→ Exercise description:
Please return every line below that contains the string "title".

○ ○ ○ ○ ○ ○ ○

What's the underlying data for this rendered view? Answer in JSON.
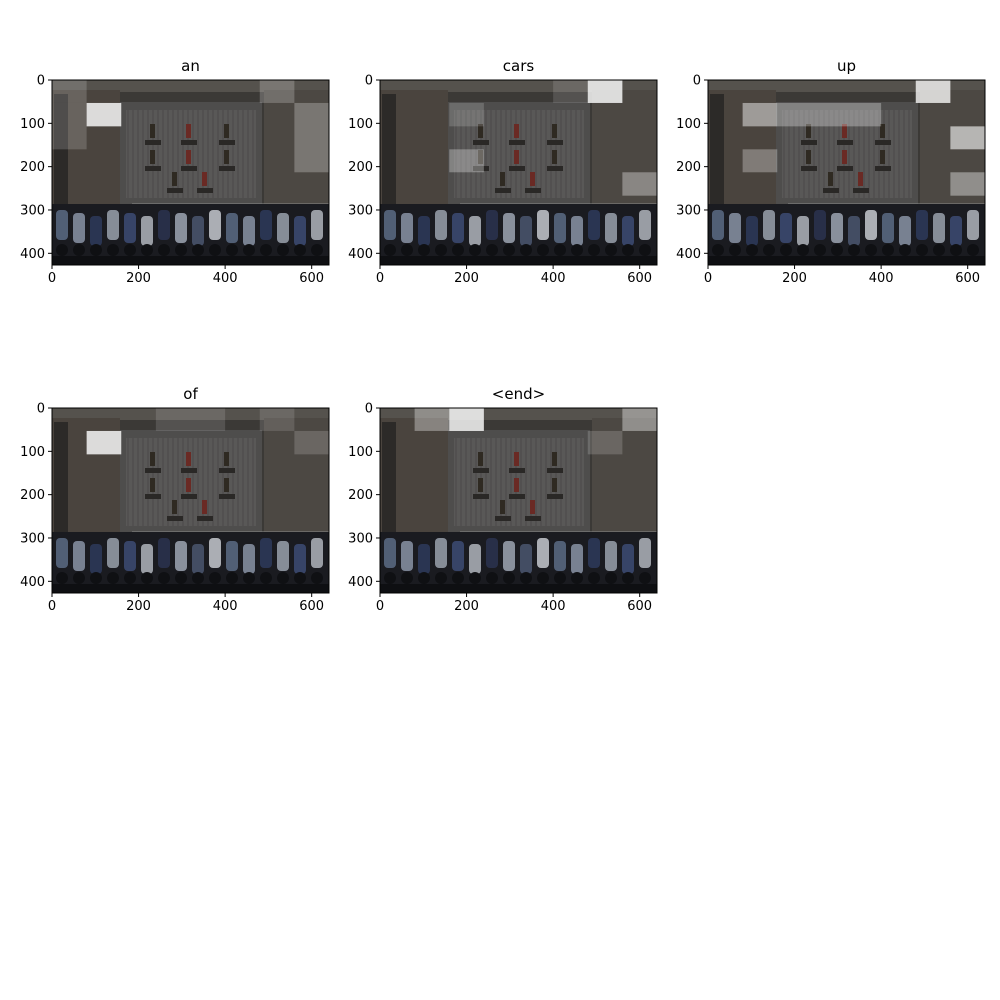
{
  "figure": {
    "background": "#ffffff",
    "axis_color": "#000000",
    "heat_color": "#ffffff"
  },
  "chart_data": [
    {
      "type": "heatmap",
      "title": "an",
      "xlim": [
        0,
        640
      ],
      "ylim": [
        427,
        0
      ],
      "xticks": [
        0,
        200,
        400,
        600
      ],
      "yticks": [
        0,
        100,
        200,
        300,
        400
      ],
      "attention_cells": [
        {
          "x": [
            80,
            160
          ],
          "y": [
            53,
            107
          ],
          "weight": 0.95
        },
        {
          "x": [
            0,
            80
          ],
          "y": [
            0,
            53
          ],
          "weight": 0.2
        },
        {
          "x": [
            480,
            560
          ],
          "y": [
            0,
            53
          ],
          "weight": 0.25
        },
        {
          "x": [
            560,
            640
          ],
          "y": [
            53,
            213
          ],
          "weight": 0.3
        },
        {
          "x": [
            0,
            80
          ],
          "y": [
            53,
            160
          ],
          "weight": 0.2
        }
      ]
    },
    {
      "type": "heatmap",
      "title": "cars",
      "xlim": [
        0,
        640
      ],
      "ylim": [
        427,
        0
      ],
      "xticks": [
        0,
        200,
        400,
        600
      ],
      "yticks": [
        0,
        100,
        200,
        300,
        400
      ],
      "attention_cells": [
        {
          "x": [
            480,
            560
          ],
          "y": [
            0,
            53
          ],
          "weight": 0.95
        },
        {
          "x": [
            560,
            640
          ],
          "y": [
            213,
            267
          ],
          "weight": 0.4
        },
        {
          "x": [
            160,
            240
          ],
          "y": [
            160,
            213
          ],
          "weight": 0.35
        },
        {
          "x": [
            160,
            240
          ],
          "y": [
            53,
            107
          ],
          "weight": 0.2
        },
        {
          "x": [
            400,
            480
          ],
          "y": [
            0,
            53
          ],
          "weight": 0.15
        }
      ]
    },
    {
      "type": "heatmap",
      "title": "up",
      "xlim": [
        0,
        640
      ],
      "ylim": [
        427,
        0
      ],
      "xticks": [
        0,
        200,
        400,
        600
      ],
      "yticks": [
        0,
        100,
        200,
        300,
        400
      ],
      "attention_cells": [
        {
          "x": [
            480,
            560
          ],
          "y": [
            0,
            53
          ],
          "weight": 0.9
        },
        {
          "x": [
            80,
            160
          ],
          "y": [
            53,
            107
          ],
          "weight": 0.55
        },
        {
          "x": [
            160,
            400
          ],
          "y": [
            53,
            107
          ],
          "weight": 0.35
        },
        {
          "x": [
            560,
            640
          ],
          "y": [
            107,
            160
          ],
          "weight": 0.7
        },
        {
          "x": [
            560,
            640
          ],
          "y": [
            213,
            267
          ],
          "weight": 0.45
        },
        {
          "x": [
            80,
            160
          ],
          "y": [
            160,
            213
          ],
          "weight": 0.35
        }
      ]
    },
    {
      "type": "heatmap",
      "title": "of",
      "xlim": [
        0,
        640
      ],
      "ylim": [
        427,
        0
      ],
      "xticks": [
        0,
        200,
        400,
        600
      ],
      "yticks": [
        0,
        100,
        200,
        300,
        400
      ],
      "attention_cells": [
        {
          "x": [
            80,
            160
          ],
          "y": [
            53,
            107
          ],
          "weight": 0.95
        },
        {
          "x": [
            560,
            640
          ],
          "y": [
            53,
            107
          ],
          "weight": 0.2
        },
        {
          "x": [
            480,
            560
          ],
          "y": [
            0,
            53
          ],
          "weight": 0.15
        },
        {
          "x": [
            240,
            400
          ],
          "y": [
            0,
            53
          ],
          "weight": 0.15
        }
      ]
    },
    {
      "type": "heatmap",
      "title": "<end>",
      "xlim": [
        0,
        640
      ],
      "ylim": [
        427,
        0
      ],
      "xticks": [
        0,
        200,
        400,
        600
      ],
      "yticks": [
        0,
        100,
        200,
        300,
        400
      ],
      "attention_cells": [
        {
          "x": [
            160,
            240
          ],
          "y": [
            0,
            53
          ],
          "weight": 0.95
        },
        {
          "x": [
            80,
            160
          ],
          "y": [
            0,
            53
          ],
          "weight": 0.4
        },
        {
          "x": [
            560,
            640
          ],
          "y": [
            0,
            53
          ],
          "weight": 0.45
        },
        {
          "x": [
            480,
            560
          ],
          "y": [
            53,
            107
          ],
          "weight": 0.2
        }
      ]
    }
  ]
}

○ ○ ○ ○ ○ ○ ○

→ Response:
      "title": "an",
      "title": "cars",
      "title": "up",
      "title": "of",
      "title": "<end>",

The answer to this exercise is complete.